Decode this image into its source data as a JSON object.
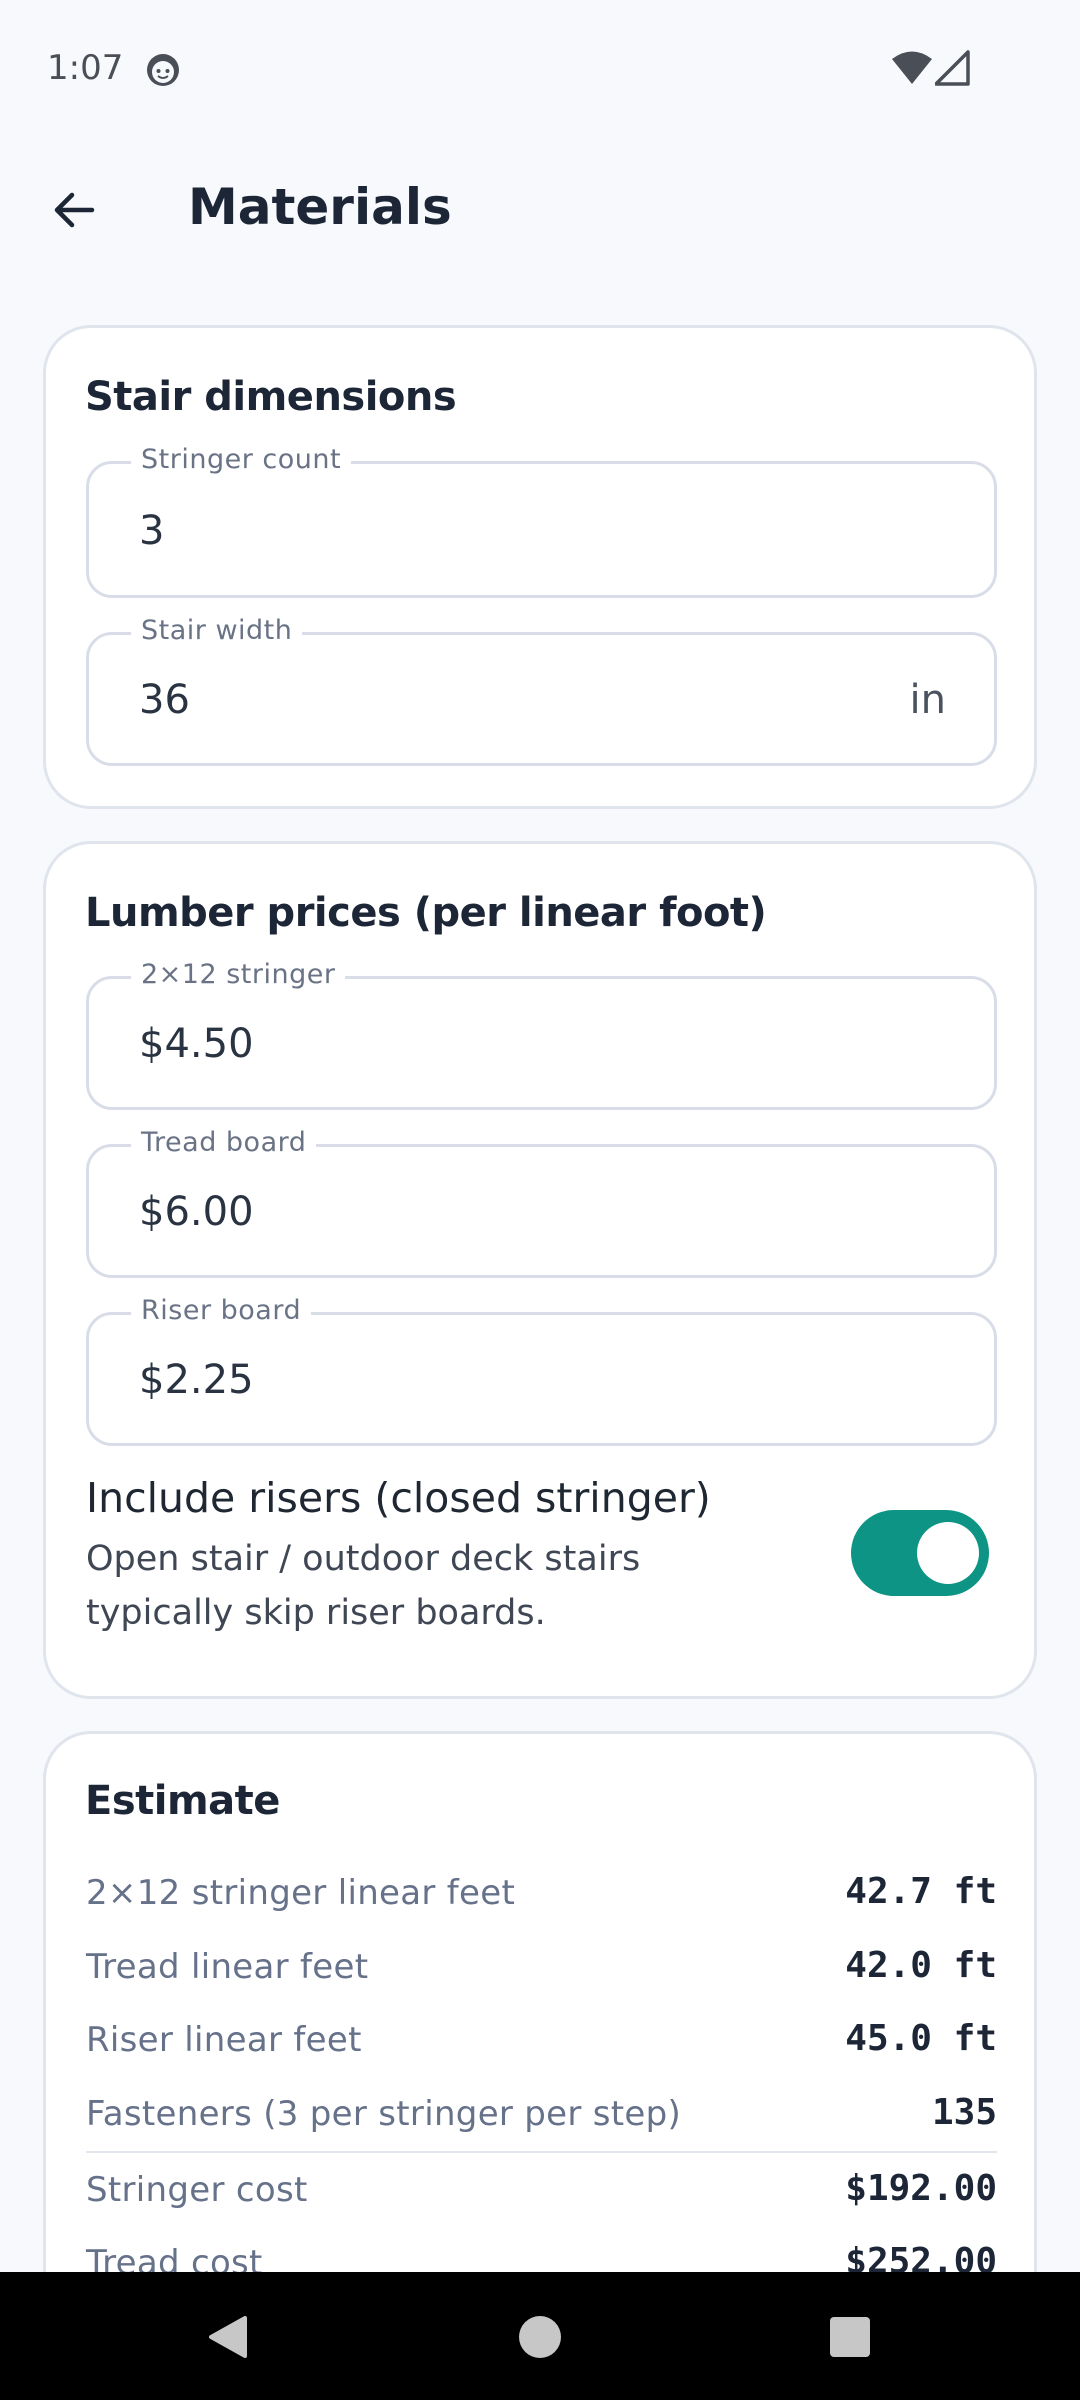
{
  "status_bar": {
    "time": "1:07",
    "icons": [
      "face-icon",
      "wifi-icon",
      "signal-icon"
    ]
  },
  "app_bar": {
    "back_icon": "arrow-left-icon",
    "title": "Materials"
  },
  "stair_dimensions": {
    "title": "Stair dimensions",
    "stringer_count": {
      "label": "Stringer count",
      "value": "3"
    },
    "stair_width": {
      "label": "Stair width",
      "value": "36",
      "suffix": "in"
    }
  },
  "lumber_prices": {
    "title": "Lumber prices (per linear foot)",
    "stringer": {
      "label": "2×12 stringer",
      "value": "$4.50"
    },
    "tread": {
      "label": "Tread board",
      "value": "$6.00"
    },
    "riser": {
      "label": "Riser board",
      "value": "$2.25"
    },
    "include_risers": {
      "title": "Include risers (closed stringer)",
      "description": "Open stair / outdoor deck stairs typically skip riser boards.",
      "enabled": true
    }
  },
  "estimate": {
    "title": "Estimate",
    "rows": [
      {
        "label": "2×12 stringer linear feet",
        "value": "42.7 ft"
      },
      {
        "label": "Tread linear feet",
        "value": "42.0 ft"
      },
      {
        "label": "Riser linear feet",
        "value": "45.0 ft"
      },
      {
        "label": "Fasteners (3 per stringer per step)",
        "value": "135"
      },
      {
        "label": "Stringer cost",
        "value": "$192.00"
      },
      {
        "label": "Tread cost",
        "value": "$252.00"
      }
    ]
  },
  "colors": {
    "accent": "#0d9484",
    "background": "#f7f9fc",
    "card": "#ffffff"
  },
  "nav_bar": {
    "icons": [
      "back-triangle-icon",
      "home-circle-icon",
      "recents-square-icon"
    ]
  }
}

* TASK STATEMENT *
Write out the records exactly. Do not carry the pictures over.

* SOLUTION FOR THIS PROBLEM *
Decode this image into its source data as a JSON object.
{
  "status_bar": {
    "time": "1:07",
    "icons": [
      "face-icon",
      "wifi-icon",
      "signal-icon"
    ]
  },
  "app_bar": {
    "back_icon": "arrow-left-icon",
    "title": "Materials"
  },
  "stair_dimensions": {
    "title": "Stair dimensions",
    "stringer_count": {
      "label": "Stringer count",
      "value": "3"
    },
    "stair_width": {
      "label": "Stair width",
      "value": "36",
      "suffix": "in"
    }
  },
  "lumber_prices": {
    "title": "Lumber prices (per linear foot)",
    "stringer": {
      "label": "2×12 stringer",
      "value": "$4.50"
    },
    "tread": {
      "label": "Tread board",
      "value": "$6.00"
    },
    "riser": {
      "label": "Riser board",
      "value": "$2.25"
    },
    "include_risers": {
      "title": "Include risers (closed stringer)",
      "description": "Open stair / outdoor deck stairs typically skip riser boards.",
      "enabled": true
    }
  },
  "estimate": {
    "title": "Estimate",
    "rows": [
      {
        "label": "2×12 stringer linear feet",
        "value": "42.7 ft"
      },
      {
        "label": "Tread linear feet",
        "value": "42.0 ft"
      },
      {
        "label": "Riser linear feet",
        "value": "45.0 ft"
      },
      {
        "label": "Fasteners (3 per stringer per step)",
        "value": "135"
      },
      {
        "label": "Stringer cost",
        "value": "$192.00"
      },
      {
        "label": "Tread cost",
        "value": "$252.00"
      }
    ]
  },
  "colors": {
    "accent": "#0d9484",
    "background": "#f7f9fc",
    "card": "#ffffff"
  },
  "nav_bar": {
    "icons": [
      "back-triangle-icon",
      "home-circle-icon",
      "recents-square-icon"
    ]
  }
}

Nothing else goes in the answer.